is named in honour of Baron Ludwig von Welden (1780 =
1853), Master of Ordnance in the Austrian army.
It was found in the crater of the Volcan de Agua,
Guatemala, from where it was introduced to
cultivation at Kew in 1893.
first saw this gorgeous plant in Harold McBride's Alpine
house, some years ago - we gasped at its exquisite
beauty, and knew that it was 'a plant to die for'. On
purchasing it from an English nursery, we have continued
to enjoy its fleeting 'visit' each May and June. The
flowers are very short-lived, and open only in sunshine.

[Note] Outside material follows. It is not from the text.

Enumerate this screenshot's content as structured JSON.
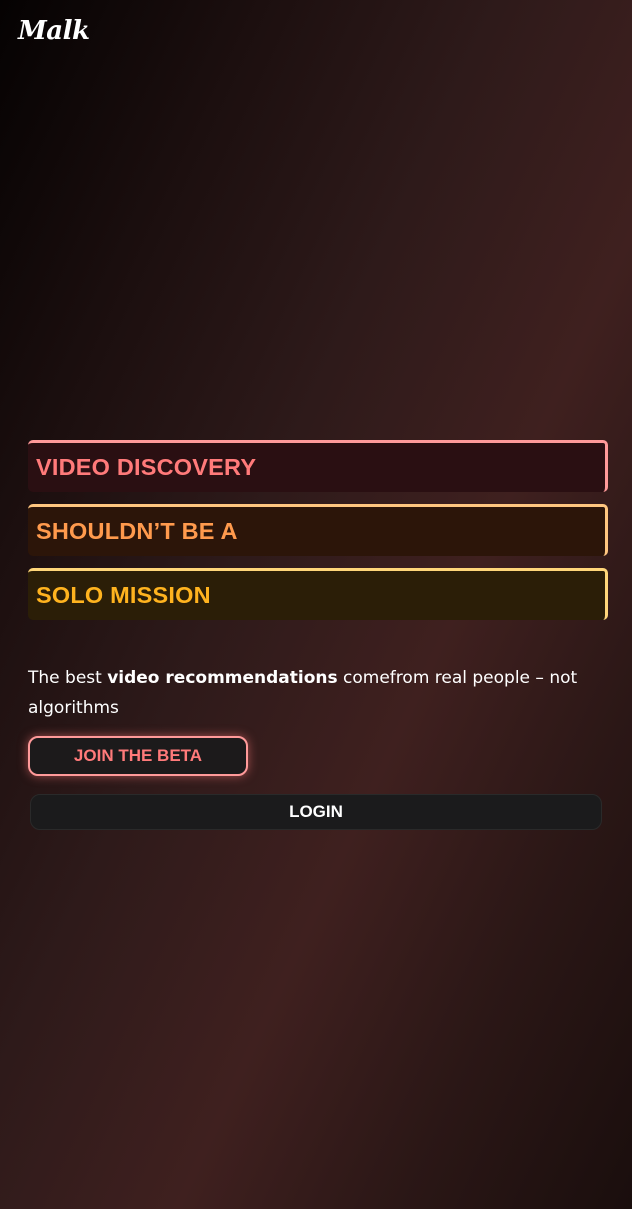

Weldenia in the Alpine house in long tom clay pots which
the fleshy tuberous roots seem to appreciate. Annually
from these roots appear strong tufts of thick, pointed
leaves and from the centre of the rosette rise short
erect scapes of pristine white chalice-shaped flowers,
with prominent yellow stamens.
plant is grown in a mixture of equal parts loam, leaf
mould and grit - well watered during growth - but kept
on the dry side during dormancy.